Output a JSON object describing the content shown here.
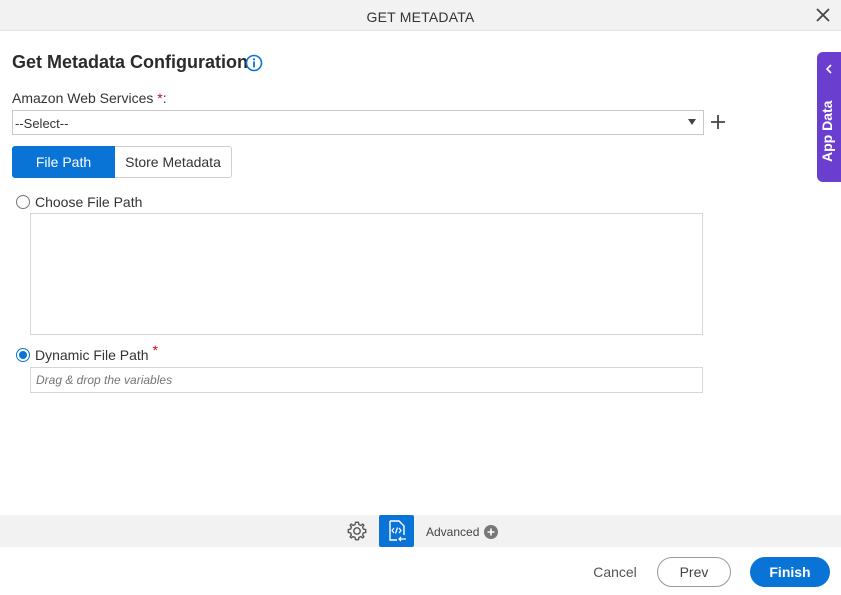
{
  "window": {
    "title": "GET METADATA"
  },
  "section": {
    "title": "Get Metadata Configuration"
  },
  "aws": {
    "label": "Amazon Web Services",
    "required_mark": "*",
    "suffix": ":",
    "selected": "--Select--"
  },
  "tabs": [
    {
      "label": "File Path",
      "active": true
    },
    {
      "label": "Store Metadata",
      "active": false
    }
  ],
  "options": {
    "choose": {
      "label": "Choose File Path",
      "checked": false
    },
    "dynamic": {
      "label": "Dynamic File Path",
      "checked": true,
      "required_mark": "*",
      "placeholder": "Drag & drop the variables"
    }
  },
  "side_panel": {
    "label": "App Data"
  },
  "toolbar": {
    "advanced_label": "Advanced"
  },
  "footer": {
    "cancel": "Cancel",
    "prev": "Prev",
    "finish": "Finish"
  },
  "colors": {
    "accent": "#0a74d6",
    "side_panel": "#6a3fcf",
    "required": "#d0021b"
  },
  "icons": [
    "close-icon",
    "info-icon",
    "chevron-down-icon",
    "plus-icon",
    "chevron-left-icon",
    "gear-icon",
    "code-icon",
    "plus-circle-icon"
  ]
}
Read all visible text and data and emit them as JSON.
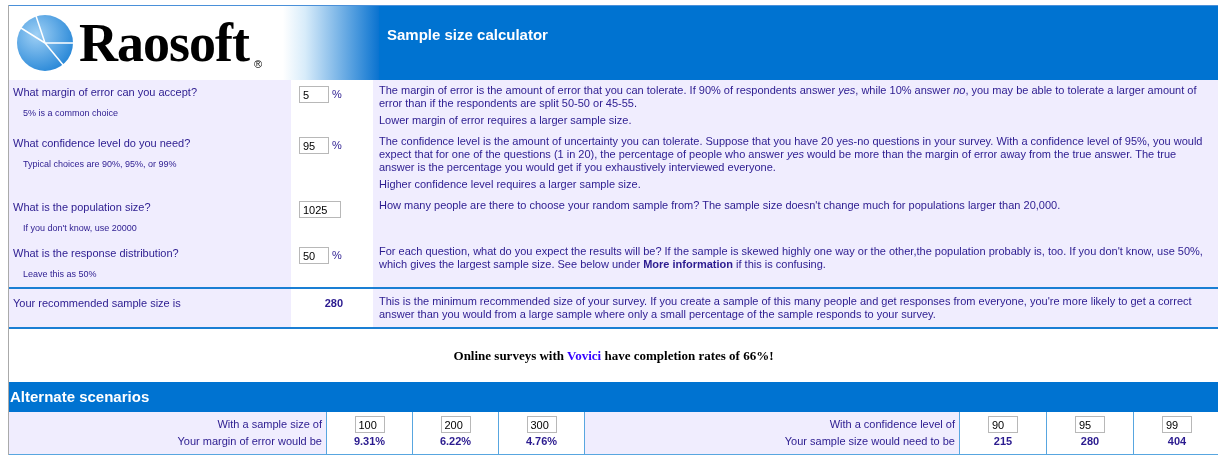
{
  "header": {
    "logo_text": "Raosoft",
    "logo_mark": "®",
    "title": "Sample size calculator"
  },
  "questions": [
    {
      "question": "What margin of error can you accept?",
      "hint": "5% is a common choice",
      "value": "5",
      "unit": "%",
      "description": [
        "The margin of error is the amount of error that you can tolerate. If 90% of respondents answer *yes*, while 10% answer *no*, you may be able to tolerate a larger amount of error than if the respondents are split 50-50 or 45-55.",
        "Lower margin of error requires a larger sample size."
      ]
    },
    {
      "question": "What confidence level do you need?",
      "hint": "Typical choices are 90%, 95%, or 99%",
      "value": "95",
      "unit": "%",
      "description": [
        "The confidence level is the amount of uncertainty you can tolerate. Suppose that you have 20 yes-no questions in your survey. With a confidence level of 95%, you would expect that for one of the questions (1 in 20), the percentage of people who answer *yes* would be more than the margin of error away from the true answer. The true answer is the percentage you would get if you exhaustively interviewed everyone.",
        "Higher confidence level requires a larger sample size."
      ]
    },
    {
      "question": "What is the population size?",
      "hint": "If you don't know, use 20000",
      "value": "1025",
      "description": [
        "How many people are there to choose your random sample from? The sample size doesn't change much for populations larger than 20,000."
      ]
    },
    {
      "question": "What is the response distribution?",
      "hint": "Leave this as 50%",
      "value": "50",
      "unit": "%",
      "description": [
        "For each question, what do you expect the results will be? If the sample is skewed highly one way or the other,the population probably is, too. If you don't know, use 50%, which gives the largest sample size. See below under **More information** if this is confusing."
      ]
    }
  ],
  "result": {
    "label": "Your recommended sample size is",
    "value": "280",
    "description": "This is the minimum recommended size of your survey. If you create a sample of this many people and get responses from everyone, you're more likely to get a correct answer than you would from a large sample where only a small percentage of the sample responds to your survey."
  },
  "promo": {
    "before": "Online surveys with",
    "link": "Vovici",
    "after": "have completion rates of 66%!"
  },
  "alternate": {
    "title": "Alternate scenarios",
    "left": {
      "input_label": "With a sample size of",
      "inputs": [
        "100",
        "200",
        "300"
      ],
      "output_label": "Your margin of error would be",
      "outputs": [
        "9.31%",
        "6.22%",
        "4.76%"
      ]
    },
    "right": {
      "input_label": "With a confidence level of",
      "inputs": [
        "90",
        "95",
        "99"
      ],
      "output_label": "Your sample size would need to be",
      "outputs": [
        "215",
        "280",
        "404"
      ]
    }
  }
}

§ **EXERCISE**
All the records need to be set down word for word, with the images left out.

§ **RESPONSE AREA**
Output a JSON object describing the content shown here.
{
  "window": {
    "title": "GET METADATA"
  },
  "section": {
    "title": "Get Metadata Configuration"
  },
  "aws": {
    "label": "Amazon Web Services",
    "required_mark": "*",
    "suffix": ":",
    "selected": "--Select--"
  },
  "tabs": [
    {
      "label": "File Path",
      "active": true
    },
    {
      "label": "Store Metadata",
      "active": false
    }
  ],
  "options": {
    "choose": {
      "label": "Choose File Path",
      "checked": false
    },
    "dynamic": {
      "label": "Dynamic File Path",
      "checked": true,
      "required_mark": "*",
      "placeholder": "Drag & drop the variables"
    }
  },
  "side_panel": {
    "label": "App Data"
  },
  "toolbar": {
    "advanced_label": "Advanced"
  },
  "footer": {
    "cancel": "Cancel",
    "prev": "Prev",
    "finish": "Finish"
  },
  "colors": {
    "accent": "#0a74d6",
    "side_panel": "#6a3fcf",
    "required": "#d0021b"
  },
  "icons": [
    "close-icon",
    "info-icon",
    "chevron-down-icon",
    "plus-icon",
    "chevron-left-icon",
    "gear-icon",
    "code-icon",
    "plus-circle-icon"
  ]
}
Read all visible text and data and emit them as JSON.
{
  "header": {
    "logo_text": "Raosoft",
    "logo_mark": "®",
    "title": "Sample size calculator"
  },
  "questions": [
    {
      "question": "What margin of error can you accept?",
      "hint": "5% is a common choice",
      "value": "5",
      "unit": "%",
      "description": [
        "The margin of error is the amount of error that you can tolerate. If 90% of respondents answer *yes*, while 10% answer *no*, you may be able to tolerate a larger amount of error than if the respondents are split 50-50 or 45-55.",
        "Lower margin of error requires a larger sample size."
      ]
    },
    {
      "question": "What confidence level do you need?",
      "hint": "Typical choices are 90%, 95%, or 99%",
      "value": "95",
      "unit": "%",
      "description": [
        "The confidence level is the amount of uncertainty you can tolerate. Suppose that you have 20 yes-no questions in your survey. With a confidence level of 95%, you would expect that for one of the questions (1 in 20), the percentage of people who answer *yes* would be more than the margin of error away from the true answer. The true answer is the percentage you would get if you exhaustively interviewed everyone.",
        "Higher confidence level requires a larger sample size."
      ]
    },
    {
      "question": "What is the population size?",
      "hint": "If you don't know, use 20000",
      "value": "1025",
      "description": [
        "How many people are there to choose your random sample from? The sample size doesn't change much for populations larger than 20,000."
      ]
    },
    {
      "question": "What is the response distribution?",
      "hint": "Leave this as 50%",
      "value": "50",
      "unit": "%",
      "description": [
        "For each question, what do you expect the results will be? If the sample is skewed highly one way or the other,the population probably is, too. If you don't know, use 50%, which gives the largest sample size. See below under **More information** if this is confusing."
      ]
    }
  ],
  "result": {
    "label": "Your recommended sample size is",
    "value": "280",
    "description": "This is the minimum recommended size of your survey. If you create a sample of this many people and get responses from everyone, you're more likely to get a correct answer than you would from a large sample where only a small percentage of the sample responds to your survey."
  },
  "promo": {
    "before": "Online surveys with",
    "link": "Vovici",
    "after": "have completion rates of 66%!"
  },
  "alternate": {
    "title": "Alternate scenarios",
    "left": {
      "input_label": "With a sample size of",
      "inputs": [
        "100",
        "200",
        "300"
      ],
      "output_label": "Your margin of error would be",
      "outputs": [
        "9.31%",
        "6.22%",
        "4.76%"
      ]
    },
    "right": {
      "input_label": "With a confidence level of",
      "inputs": [
        "90",
        "95",
        "99"
      ],
      "output_label": "Your sample size would need to be",
      "outputs": [
        "215",
        "280",
        "404"
      ]
    }
  }
}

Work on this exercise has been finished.